• **Exercise details**:
Your answer should consist of the lines below that hold the word "true".

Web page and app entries
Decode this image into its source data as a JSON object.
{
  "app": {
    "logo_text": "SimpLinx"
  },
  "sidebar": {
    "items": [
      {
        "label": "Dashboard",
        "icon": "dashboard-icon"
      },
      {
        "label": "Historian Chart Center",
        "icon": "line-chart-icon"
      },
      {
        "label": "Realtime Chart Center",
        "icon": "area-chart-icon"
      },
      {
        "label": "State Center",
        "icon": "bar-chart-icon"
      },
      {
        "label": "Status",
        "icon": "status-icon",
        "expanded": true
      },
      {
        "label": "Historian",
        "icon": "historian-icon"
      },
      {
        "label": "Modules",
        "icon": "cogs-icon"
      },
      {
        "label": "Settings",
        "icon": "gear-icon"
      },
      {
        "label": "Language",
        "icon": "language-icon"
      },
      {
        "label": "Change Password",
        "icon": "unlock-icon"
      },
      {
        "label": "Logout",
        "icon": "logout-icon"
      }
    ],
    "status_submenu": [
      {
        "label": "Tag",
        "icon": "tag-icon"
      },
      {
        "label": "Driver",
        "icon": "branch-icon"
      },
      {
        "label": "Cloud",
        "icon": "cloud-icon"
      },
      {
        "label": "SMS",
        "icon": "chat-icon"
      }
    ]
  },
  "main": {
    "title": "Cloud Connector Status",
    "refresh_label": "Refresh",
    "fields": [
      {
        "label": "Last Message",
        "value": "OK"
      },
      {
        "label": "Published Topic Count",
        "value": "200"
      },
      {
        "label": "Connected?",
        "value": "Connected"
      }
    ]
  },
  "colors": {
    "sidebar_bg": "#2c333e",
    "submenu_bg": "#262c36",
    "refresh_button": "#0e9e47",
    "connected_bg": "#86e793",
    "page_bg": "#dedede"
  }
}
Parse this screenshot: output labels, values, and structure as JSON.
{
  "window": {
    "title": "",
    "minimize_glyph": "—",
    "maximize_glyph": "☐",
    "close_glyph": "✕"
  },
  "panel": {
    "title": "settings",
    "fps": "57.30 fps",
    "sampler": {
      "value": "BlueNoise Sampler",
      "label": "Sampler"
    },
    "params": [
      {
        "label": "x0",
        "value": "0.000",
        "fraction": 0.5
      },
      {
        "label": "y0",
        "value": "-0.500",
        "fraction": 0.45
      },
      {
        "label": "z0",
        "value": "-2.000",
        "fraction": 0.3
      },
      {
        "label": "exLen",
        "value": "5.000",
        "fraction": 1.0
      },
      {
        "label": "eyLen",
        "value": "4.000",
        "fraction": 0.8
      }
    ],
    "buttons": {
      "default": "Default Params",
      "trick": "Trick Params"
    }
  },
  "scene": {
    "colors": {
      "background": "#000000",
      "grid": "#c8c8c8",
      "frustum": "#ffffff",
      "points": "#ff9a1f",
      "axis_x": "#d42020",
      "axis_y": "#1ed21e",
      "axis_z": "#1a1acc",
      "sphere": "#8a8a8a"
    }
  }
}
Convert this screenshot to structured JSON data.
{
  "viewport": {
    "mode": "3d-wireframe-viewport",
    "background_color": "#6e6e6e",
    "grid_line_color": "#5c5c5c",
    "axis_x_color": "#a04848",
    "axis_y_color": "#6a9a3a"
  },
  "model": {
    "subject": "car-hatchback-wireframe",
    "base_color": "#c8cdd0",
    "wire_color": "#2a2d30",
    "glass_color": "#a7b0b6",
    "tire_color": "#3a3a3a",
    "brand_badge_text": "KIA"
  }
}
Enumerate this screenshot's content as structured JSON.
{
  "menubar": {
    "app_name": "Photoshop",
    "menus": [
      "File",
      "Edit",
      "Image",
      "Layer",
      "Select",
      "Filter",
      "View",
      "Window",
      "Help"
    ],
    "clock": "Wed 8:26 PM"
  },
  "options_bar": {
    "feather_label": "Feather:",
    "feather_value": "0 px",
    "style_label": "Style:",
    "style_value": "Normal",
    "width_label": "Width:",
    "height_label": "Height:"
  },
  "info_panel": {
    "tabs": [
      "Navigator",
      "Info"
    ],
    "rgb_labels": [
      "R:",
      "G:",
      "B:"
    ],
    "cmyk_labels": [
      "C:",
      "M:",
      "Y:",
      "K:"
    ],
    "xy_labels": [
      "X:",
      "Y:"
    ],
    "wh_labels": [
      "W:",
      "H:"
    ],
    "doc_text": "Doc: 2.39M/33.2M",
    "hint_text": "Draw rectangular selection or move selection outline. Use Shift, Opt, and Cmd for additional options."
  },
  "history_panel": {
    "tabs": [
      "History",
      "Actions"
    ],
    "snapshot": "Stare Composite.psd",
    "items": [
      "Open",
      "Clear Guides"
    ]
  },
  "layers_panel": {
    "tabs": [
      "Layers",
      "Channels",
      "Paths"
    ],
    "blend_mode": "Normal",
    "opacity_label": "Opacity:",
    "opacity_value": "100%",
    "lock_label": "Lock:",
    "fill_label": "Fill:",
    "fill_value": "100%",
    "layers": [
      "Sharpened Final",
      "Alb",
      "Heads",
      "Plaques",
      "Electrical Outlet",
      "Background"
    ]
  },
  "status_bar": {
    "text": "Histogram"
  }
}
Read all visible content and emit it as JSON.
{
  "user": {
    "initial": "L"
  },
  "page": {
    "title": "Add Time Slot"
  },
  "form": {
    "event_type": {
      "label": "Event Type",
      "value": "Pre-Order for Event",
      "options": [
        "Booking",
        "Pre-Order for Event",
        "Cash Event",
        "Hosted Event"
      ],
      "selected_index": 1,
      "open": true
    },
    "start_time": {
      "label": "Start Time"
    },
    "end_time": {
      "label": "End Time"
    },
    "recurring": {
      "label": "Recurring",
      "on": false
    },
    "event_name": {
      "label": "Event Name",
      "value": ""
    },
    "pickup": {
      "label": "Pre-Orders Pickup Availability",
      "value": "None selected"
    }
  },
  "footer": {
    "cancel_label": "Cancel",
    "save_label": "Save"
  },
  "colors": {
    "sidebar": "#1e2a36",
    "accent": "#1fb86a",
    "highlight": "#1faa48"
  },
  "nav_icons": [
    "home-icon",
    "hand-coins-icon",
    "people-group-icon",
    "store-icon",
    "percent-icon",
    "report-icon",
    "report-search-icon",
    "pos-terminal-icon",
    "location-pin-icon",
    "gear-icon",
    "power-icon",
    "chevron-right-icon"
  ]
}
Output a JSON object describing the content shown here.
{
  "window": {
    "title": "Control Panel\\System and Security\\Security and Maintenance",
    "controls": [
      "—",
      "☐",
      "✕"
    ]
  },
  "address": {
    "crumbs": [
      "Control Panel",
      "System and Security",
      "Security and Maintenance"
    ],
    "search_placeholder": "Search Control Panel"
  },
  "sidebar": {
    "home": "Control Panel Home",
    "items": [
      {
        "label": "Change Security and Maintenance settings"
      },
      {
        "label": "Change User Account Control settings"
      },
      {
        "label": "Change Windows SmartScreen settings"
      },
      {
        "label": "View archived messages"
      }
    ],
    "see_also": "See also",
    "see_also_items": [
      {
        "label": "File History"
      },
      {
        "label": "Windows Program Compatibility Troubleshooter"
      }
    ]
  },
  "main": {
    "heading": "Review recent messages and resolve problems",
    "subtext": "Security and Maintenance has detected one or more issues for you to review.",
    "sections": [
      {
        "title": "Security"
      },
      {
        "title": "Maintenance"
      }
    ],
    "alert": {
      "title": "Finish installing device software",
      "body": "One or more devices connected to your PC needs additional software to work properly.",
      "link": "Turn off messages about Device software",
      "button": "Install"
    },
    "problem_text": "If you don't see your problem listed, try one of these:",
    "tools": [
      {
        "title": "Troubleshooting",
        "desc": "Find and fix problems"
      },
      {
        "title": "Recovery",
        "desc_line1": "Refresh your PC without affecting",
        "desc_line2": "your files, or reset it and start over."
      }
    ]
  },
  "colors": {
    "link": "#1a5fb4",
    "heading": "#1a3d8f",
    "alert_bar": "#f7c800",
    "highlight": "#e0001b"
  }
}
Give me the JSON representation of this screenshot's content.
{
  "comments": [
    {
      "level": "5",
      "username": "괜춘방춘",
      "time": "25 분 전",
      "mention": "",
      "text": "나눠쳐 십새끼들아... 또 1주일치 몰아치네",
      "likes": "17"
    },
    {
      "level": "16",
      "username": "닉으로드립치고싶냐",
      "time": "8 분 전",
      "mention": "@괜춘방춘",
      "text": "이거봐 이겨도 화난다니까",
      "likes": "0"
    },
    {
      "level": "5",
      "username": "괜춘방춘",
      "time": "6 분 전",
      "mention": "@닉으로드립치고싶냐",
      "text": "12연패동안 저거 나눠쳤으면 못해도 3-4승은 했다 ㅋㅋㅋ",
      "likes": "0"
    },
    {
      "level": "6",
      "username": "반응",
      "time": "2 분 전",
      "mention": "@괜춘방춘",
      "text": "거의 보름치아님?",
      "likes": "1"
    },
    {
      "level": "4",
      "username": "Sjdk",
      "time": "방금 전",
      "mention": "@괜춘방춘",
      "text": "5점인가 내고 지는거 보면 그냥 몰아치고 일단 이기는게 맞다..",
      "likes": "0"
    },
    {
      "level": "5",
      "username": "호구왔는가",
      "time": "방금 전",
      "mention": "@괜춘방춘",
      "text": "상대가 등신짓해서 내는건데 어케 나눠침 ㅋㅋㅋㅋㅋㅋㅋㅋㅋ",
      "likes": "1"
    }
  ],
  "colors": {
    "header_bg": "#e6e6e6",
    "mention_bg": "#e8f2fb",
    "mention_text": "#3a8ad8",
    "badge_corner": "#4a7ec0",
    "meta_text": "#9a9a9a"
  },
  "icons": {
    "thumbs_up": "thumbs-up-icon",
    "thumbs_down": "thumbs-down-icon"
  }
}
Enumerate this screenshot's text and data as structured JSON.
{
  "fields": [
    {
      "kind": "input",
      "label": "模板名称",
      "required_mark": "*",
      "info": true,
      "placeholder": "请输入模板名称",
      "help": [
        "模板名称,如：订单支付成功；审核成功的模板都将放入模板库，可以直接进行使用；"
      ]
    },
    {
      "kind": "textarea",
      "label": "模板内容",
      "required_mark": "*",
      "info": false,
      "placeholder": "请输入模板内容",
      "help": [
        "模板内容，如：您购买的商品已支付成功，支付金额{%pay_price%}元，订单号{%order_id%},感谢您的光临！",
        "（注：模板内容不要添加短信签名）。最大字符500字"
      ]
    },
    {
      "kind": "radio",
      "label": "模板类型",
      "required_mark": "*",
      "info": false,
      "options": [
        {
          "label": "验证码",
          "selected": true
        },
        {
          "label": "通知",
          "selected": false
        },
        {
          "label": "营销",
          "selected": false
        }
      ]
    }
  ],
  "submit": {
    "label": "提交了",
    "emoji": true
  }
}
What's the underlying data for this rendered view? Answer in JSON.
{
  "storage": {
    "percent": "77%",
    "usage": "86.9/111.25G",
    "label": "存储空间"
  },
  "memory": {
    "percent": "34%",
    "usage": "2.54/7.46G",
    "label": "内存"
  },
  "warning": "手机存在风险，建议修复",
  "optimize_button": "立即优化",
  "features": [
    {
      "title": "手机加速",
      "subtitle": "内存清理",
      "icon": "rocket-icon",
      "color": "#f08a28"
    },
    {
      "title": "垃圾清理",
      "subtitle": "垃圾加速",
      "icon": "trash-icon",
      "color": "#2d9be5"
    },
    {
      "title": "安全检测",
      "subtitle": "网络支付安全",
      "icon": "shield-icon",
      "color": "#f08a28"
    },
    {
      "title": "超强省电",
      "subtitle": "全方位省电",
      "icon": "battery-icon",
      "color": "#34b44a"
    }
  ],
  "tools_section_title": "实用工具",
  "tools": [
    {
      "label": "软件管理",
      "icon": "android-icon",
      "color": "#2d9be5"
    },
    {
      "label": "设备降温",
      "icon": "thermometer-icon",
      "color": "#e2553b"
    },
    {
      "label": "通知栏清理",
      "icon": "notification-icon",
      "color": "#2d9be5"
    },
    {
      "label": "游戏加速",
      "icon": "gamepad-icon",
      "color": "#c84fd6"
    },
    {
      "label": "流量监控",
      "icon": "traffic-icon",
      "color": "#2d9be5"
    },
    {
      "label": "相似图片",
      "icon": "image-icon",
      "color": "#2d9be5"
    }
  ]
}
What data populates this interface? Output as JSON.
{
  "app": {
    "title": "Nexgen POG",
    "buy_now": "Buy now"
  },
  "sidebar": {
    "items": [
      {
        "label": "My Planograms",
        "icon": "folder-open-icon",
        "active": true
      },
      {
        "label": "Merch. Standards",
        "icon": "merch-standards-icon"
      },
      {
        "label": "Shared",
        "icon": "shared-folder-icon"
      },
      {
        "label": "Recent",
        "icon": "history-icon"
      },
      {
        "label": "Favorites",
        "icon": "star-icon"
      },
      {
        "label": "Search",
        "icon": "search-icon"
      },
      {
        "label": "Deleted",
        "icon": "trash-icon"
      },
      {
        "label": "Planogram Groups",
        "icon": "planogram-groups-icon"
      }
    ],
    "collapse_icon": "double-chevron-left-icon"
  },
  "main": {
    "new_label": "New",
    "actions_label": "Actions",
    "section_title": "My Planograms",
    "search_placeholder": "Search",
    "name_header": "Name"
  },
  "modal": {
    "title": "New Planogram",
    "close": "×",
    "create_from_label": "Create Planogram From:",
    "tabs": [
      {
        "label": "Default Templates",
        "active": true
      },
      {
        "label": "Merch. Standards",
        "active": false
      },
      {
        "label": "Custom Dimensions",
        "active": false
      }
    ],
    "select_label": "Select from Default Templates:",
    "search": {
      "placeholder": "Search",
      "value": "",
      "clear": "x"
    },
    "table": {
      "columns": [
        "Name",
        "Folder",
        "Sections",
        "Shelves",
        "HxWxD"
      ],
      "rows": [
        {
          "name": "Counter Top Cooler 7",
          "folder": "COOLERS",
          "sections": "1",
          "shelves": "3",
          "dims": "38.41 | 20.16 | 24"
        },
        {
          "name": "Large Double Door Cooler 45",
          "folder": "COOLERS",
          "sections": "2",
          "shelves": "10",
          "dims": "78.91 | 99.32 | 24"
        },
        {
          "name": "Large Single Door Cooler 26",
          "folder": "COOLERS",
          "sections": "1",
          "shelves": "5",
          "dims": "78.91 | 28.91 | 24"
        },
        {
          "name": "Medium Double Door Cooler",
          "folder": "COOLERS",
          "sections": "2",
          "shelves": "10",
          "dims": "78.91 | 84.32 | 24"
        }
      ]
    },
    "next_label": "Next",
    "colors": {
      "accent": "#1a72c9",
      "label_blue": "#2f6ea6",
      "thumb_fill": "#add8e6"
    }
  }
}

• **Completed exercise**:
        "expanded": true
      "open": true
      "info": true,
          "selected": true
    "emoji": true
        "active": true
        "active": true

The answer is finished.